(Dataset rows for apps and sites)

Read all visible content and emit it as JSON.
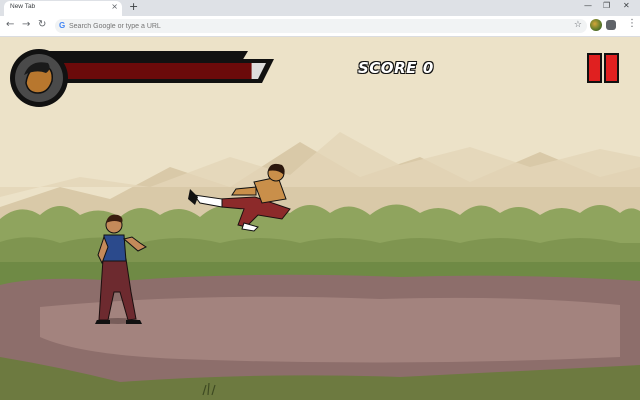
{
  "browser": {
    "tab_title": "New Tab",
    "tab_close": "×",
    "new_tab": "+",
    "omnibox_placeholder": "Search Google or type a URL",
    "window_controls": [
      "—",
      "❐",
      "✕"
    ],
    "nav": {
      "back": "←",
      "forward": "→",
      "reload": "↻"
    }
  },
  "game": {
    "score_label": "SCORE",
    "score_value": "0",
    "health": 0.93,
    "pause_icon": "pause-icon",
    "colors": {
      "health_fill": "#6b0a0a",
      "pause": "#e02020",
      "sky": "#ece2c8",
      "ground": "#8d6e6b",
      "bushes": "#8fa45e"
    }
  }
}
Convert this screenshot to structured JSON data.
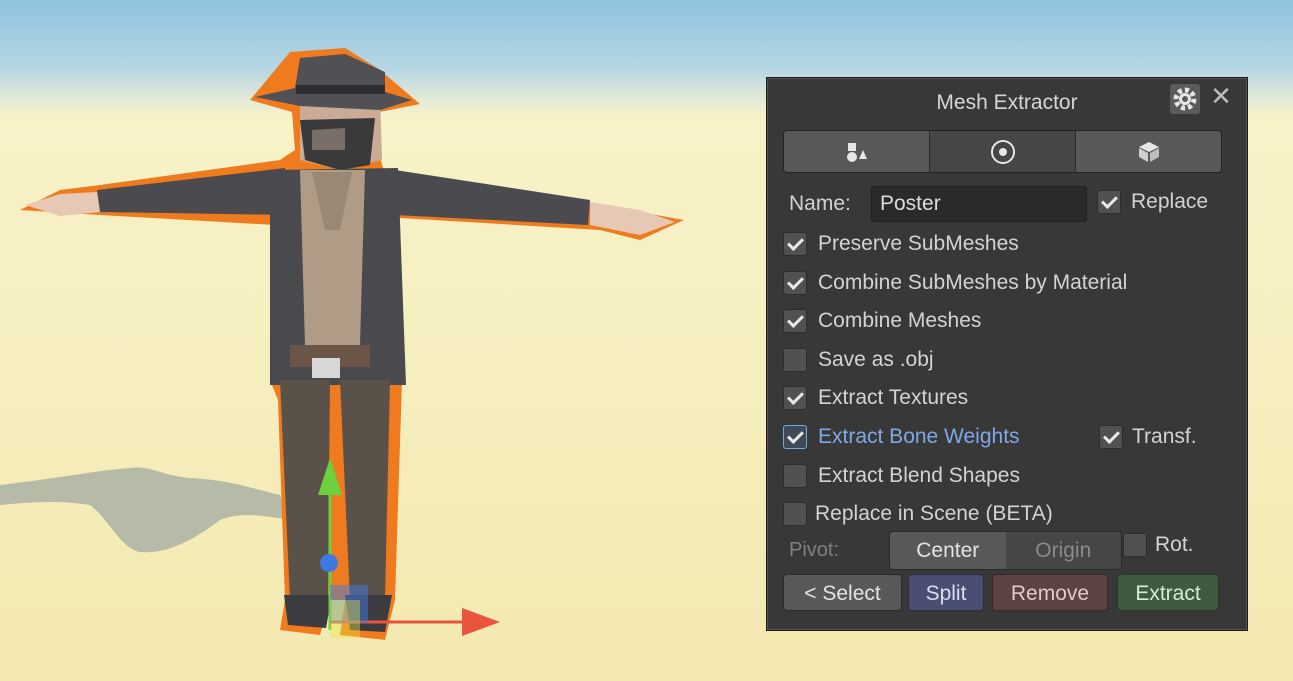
{
  "window": {
    "title": "Mesh Extractor",
    "close_label": "✕"
  },
  "tabs": [
    {
      "icon": "shapes-icon"
    },
    {
      "icon": "target-icon"
    },
    {
      "icon": "cube-icon"
    }
  ],
  "name": {
    "label": "Name:",
    "value": "Poster",
    "replace_label": "Replace",
    "replace_checked": true
  },
  "options": [
    {
      "label": "Preserve SubMeshes",
      "checked": true
    },
    {
      "label": "Combine SubMeshes by Material",
      "checked": true
    },
    {
      "label": "Combine Meshes",
      "checked": true
    },
    {
      "label": "Save as .obj",
      "checked": false
    },
    {
      "label": "Extract Textures",
      "checked": true
    },
    {
      "label": "Extract Bone Weights",
      "checked": true,
      "focused": true
    },
    {
      "label": "Extract Blend Shapes",
      "checked": false
    },
    {
      "label": "Replace in Scene (BETA)",
      "checked": false
    }
  ],
  "transf": {
    "label": "Transf.",
    "checked": true
  },
  "pivot": {
    "label": "Pivot:",
    "options": [
      "Center",
      "Origin"
    ],
    "selected": "Center"
  },
  "rot": {
    "label": "Rot.",
    "checked": false
  },
  "buttons": {
    "select": "< Select",
    "split": "Split",
    "remove": "Remove",
    "extract": "Extract"
  },
  "colors": {
    "panel": "#383838",
    "split": "#4a4e73",
    "remove": "#5c4242",
    "extract": "#3f5a3f",
    "focus": "#7ea9e8",
    "outline": "#f07a1e"
  }
}
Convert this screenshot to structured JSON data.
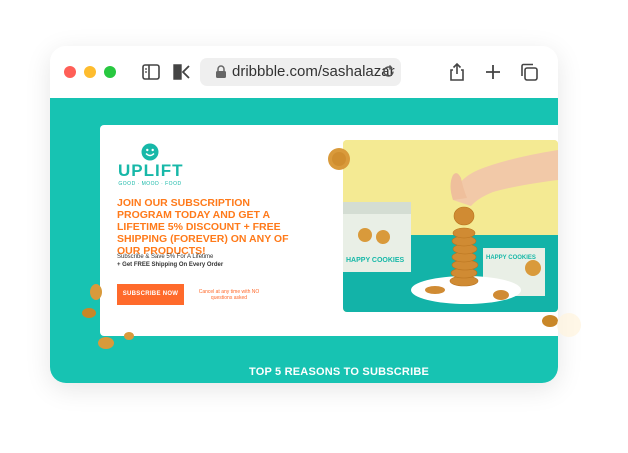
{
  "browser": {
    "url": "dribbble.com/sashalazar",
    "controls": [
      "close",
      "minimize",
      "maximize"
    ],
    "icons": [
      "sidebar-icon",
      "back-icon",
      "lock-icon",
      "reload-icon",
      "share-icon",
      "new-tab-icon",
      "tabs-icon"
    ]
  },
  "colors": {
    "page_bg": "#17c3b2",
    "accent": "#ff6a2b",
    "brand": "#17b8a8"
  },
  "hero": {
    "logo_brand": "UPLIFT",
    "logo_tagline": "GOOD · MOOD · FOOD",
    "headline": "JOIN OUR SUBSCRIPTION PROGRAM TODAY AND GET A LIFETIME 5% DISCOUNT + FREE SHIPPING (FOREVER) ON ANY OF OUR PRODUCTS!",
    "subtext_line1": "Subscribe & Save 5% For A Lifetime",
    "subtext_line2": "+ Get FREE Shipping On Every Order",
    "cta_label": "SUBSCRIBE NOW",
    "cancel_note": "Cancel at any time with NO questions asked",
    "product_label": "HAPPY COOKIES"
  },
  "section": {
    "title": "TOP 5 REASONS TO SUBSCRIBE"
  }
}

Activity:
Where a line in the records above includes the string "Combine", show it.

Result of this task:
      "label": "Combine SubMeshes by Material",
      "label": "Combine Meshes",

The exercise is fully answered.